Mining revenues up 55% but major improvements recommended for tax collection and oversight.
The latest report from Nigeria EITI (NEITI) suggests that the country could get significantly more revenues from its solid minerals.
The report finds that there has been a 55% increase of mining revenue, up to US $171 million, which can be attributed to some improvements in tax collection systems. However, the Nigeria EITI 2011 mining report concludes that a set of shortcomings has caused lower government revenues than possible.
According to the 2011 Nigeria solid minerals EITI Report, the main challenges are the lack of a robust system of oversight for macro-economic management and the weak determination and protection of property rights.
The report recommends adopting a fiscal system similar to the petroleum sector – where companies pay a petroleum profit tax. Government revenue from the petroleum sector was over US $68 billion in 2011.
The report also recommends paying attention to economic growth and the distribution of benefits, as well as the environmental and social impact of mining.
Tax collection systems needs overhaul
According to the report, revenues are lost because companies do not register where they should, government agencies do not have the capacity to monitor, agencies use outdated market prices, and in some cases, there are no consequences for not paying fees.
Government revenue from corporate income tax, set at 20-30%, is negligible because companies deduct costs and royalty payments, fail to register with the relevant authority, and the government relying on data provided by companies.
Better monitoring necessary
Due to illegal exporting, vast amounts of minerals slip out of the country avoiding taxation. Trading centres are not monitored properly letting many actors to export minerals without a permit and leaving royalties and export fees unpaid.
Gold and barite, a mineral commonly used in oil drilling, are among the minerals produced in Nigeria, but NEITI found no official record of production or exports of these commodities. No evidence that royalties were paid was found. The report recommends improving monitoring at strategic border crossing points to control smuggling.
There is also further potential to increase the volume of minerals produced. One company, Dangote Nigeria, accounts for over a quarter of revenue in the sector. 70% of holders of mining licenses are speculating rather than exploring or operating, which hinders the development of the sector. The report recommends regular reviews of mining license holders to expose speculators and revoke their licenses.
The 2011 report puts forward recommendations that when implemented, could make the oil giant’s mining sector more attractive to responsible investors while improving the government’s ability to capture revenue from the sector.

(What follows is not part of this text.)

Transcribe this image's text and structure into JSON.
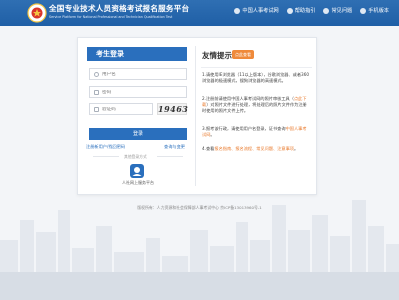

Although there are considerable challenges ahead, the direction is promising. Revenue is increasing steadily and the report also shows record keeping improved since the 2010 report in both government agencies and reporting companies.
For further information about EITI in Nigeria, visit the country page on the EITI website.